In Microsoft Excel error messages always begin with what symbol?
There are several as best I can recall. Here they are with basic reason you might encounter them. Using the built in Excel help you will get more detail and assistance in solv…ing them #VALUE! - You are trying to perform a calculation or function with an improper type, e.g. taking the absolute value of a string #DIV/0! - You are dividing by zero #NAME? - The function you are using is unknown #REF! - The cell you are refering to is no longer a valid cell address #NUM! - The numeric result in that cell is too big #N/A - Several different situations can cause this #NULL - A null or 'no data' is in that cell
They tell the user that they have entered incorrect data and should tell them what they have done wrong and what is acceptable. Without the messages, the user will not know wh…at the problem is.
In Microsoft Excel 2007 when saving the document this message appears Document not saved. What is the cause of the error?
after much reading try this: 1. Antivirus software may be interfering, disable it temprorarly . 2. Disable offline files . 3.File name is too long (including c:\xxx\xxx\) c…annot be more than 218 . 4. run Excel in Safe mode (control+click) on excel
Number Sign (#)
You use the forward slash character / , which you can find on the numeric keypad. That is why it is there, along with the plus +, minus -, and multiplication * signs. They a…re the main 4 operators in mathematics.
All error messages start with # and end with ! and have a word between them to indicate what the error is. Here are a few examples: #NAME! #REF! #DIV/0! #N/A! #NUM…! #VALUE!
An error message begins with the pound sign (#).
Depends entirely on what the error is. The program might not work at all, or might just give a wrong answer.
Launch Excel 2010 spreadsheet containing chart on which you want to show Error bars. For instance,say we have included a spreadsheet containing simple table defining Distance-…Time relationship having Distance and Time fields respectively Along with the table we have also included a Scatter & Trend line graph, which made out of Distance-Time data values. Now we want to show the Error Bars in chart. For this, select the chart area and navigate to Layout tab, from Error Bars, click Error Bars With Standard Error. Upon click it will automatically show positive & negative and X & Y axis Error Bars in the chart. Now from Current Selection group under drop-down options select the Error Bars axis that you want to customize. You can choose X-axis or Y-axis for showing Error Bars.
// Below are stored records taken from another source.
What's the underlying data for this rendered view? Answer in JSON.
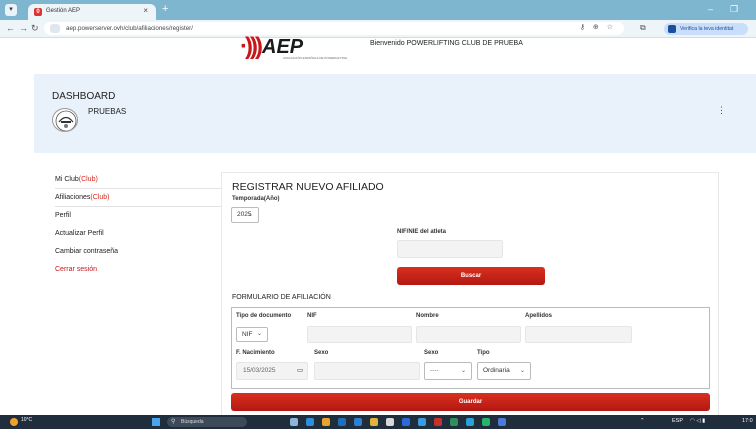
{
  "browser": {
    "tab_title": "Gestión AEP",
    "tab_close": "×",
    "new_tab": "+",
    "url": "aep.powerserver.ovh/club/afiliaciones/register/",
    "verify_label": "Verifica la teva identitat",
    "minimize": "–",
    "restore": "❐"
  },
  "header": {
    "logo_text": "AEP",
    "logo_sub": "ASOCIACIÓN ESPAÑOLA DE POWERLIFTING",
    "welcome": "Bienvenido POWERLIFTING CLUB DE PRUEBA"
  },
  "banner": {
    "title": "DASHBOARD",
    "club_name": "PRUEBAS",
    "menu_glyph": "⋮"
  },
  "sidebar": {
    "mi_club": "Mi Club",
    "mi_club_tag": "(Club)",
    "afiliaciones": "Afiliaciones",
    "afiliaciones_tag": "(Club)",
    "perfil": "Perfil",
    "actualizar": "Actualizar Perfil",
    "cambiar": "Cambiar contraseña",
    "cerrar": "Cerrar sesión"
  },
  "register": {
    "title": "REGISTRAR NUEVO AFILIADO",
    "season_label": "Temporada(Año)",
    "season_value": "2025",
    "nif_label": "NIF/NIE del atleta",
    "search_button": "Buscar"
  },
  "form": {
    "title": "FORMULARIO DE AFILIACIÓN",
    "doc_type_label": "Tipo de documento",
    "doc_type_value": "NIF",
    "nif_label": "NIF",
    "nombre_label": "Nombre",
    "apellidos_label": "Apellidos",
    "nacimiento_label": "F. Nacimiento",
    "nacimiento_value": "15/03/2025",
    "sexo_label": "Sexo",
    "sexo2_label": "Sexo",
    "sexo_value": "----",
    "tipo_label": "Tipo",
    "tipo_value": "Ordinaria",
    "save_button": "Guardar"
  },
  "taskbar": {
    "temp": "10°C",
    "search_placeholder": "Búsqueda",
    "lang": "ESP",
    "time": "17:0"
  }
}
From left sidebar of the window select the suitable design and styling options for Error Bars to make them prominent in the chart. Hit Close to continue. You will see that only the positive vertical direction in the chart, the fixed value shows the Error vertical line against the specified value. Now we will be customizing horizontal bars that are best suited for spreadsheet. Right-click On the horizontal line in Error bars and click Format Error Bars. Format Error Bars window containing only Horizontal Error Bars options will appear. Under Direction, as we want to show only the bars for positive values so we would go for Plus . Under Error Amount, we selected Fixed Value. If you want to to show Error Bars with percentage or from Standard Deviation perspective then select the respective options. On left sidebar of the window select the suitable design and styling for Error Bars to make them prominent in the chart. Click Close to continue. You can see the horizontal bars are only shown in the positive X-axis direction and taking range as specified in Fixed value.
Error bars are a way to graphically represent the degree of uncertainty in a reported value. When you are producing 100,000 widgets it is impractical to test every one of them…, so you might test 500 selected at random and find that you have 3 defective widgets. From that you can estimate that your defect rate is 6 defects per 1000 widgets - but is that the exact rate you would find if you tested all 100,000? Possibly, but more likely you would find it was some number close to that. Statistically you would expect it to be 6Â±4.37 for that sample size with 95% confidence. To represent this on a graph, you would show the value as 6 with error bars reaching out 4.37 above and below the data point. Perhaps you are measuring the number of sales at a given store up to 11 am, noon, 1 pm, 2pm, 3pm, 4pm and 5 pm on Thursday. There is some uncertainty in the exact number because any returns would later have to be deducted from the total and there may be different amounts of lag time in reporting the sales from each register. If you know that the time error is no worse than 5 minutes and that, from experience, returns average about 1%, then you could show the data point with error bars reaching from 5 minutes before to 5 minutes after the hour and an error bar reaching down 1% from the reported total sales.
It's not specific to excel, but hold down alt and press 234. It's also under Insert>Symbols, under the subset pick Greek.
NAME! #REF! #DIV/0! #N/A! #NUM! #VALUE!
There is no simple answer to that as it will depend on what the error is. There are all sorts of potential errors that you could make when creating a formula.
On the spreadsheet go to top of page and click on Insert and the the sixth choice down is Symbol... The box will appear with many many symbols - it is the second symbol in the… eighth row and is called SUPERSCRIPT TWO It looks like Â²
=(A1/B1)*100 then press Ctrl + Shift + % and the cell will be displayed as a percent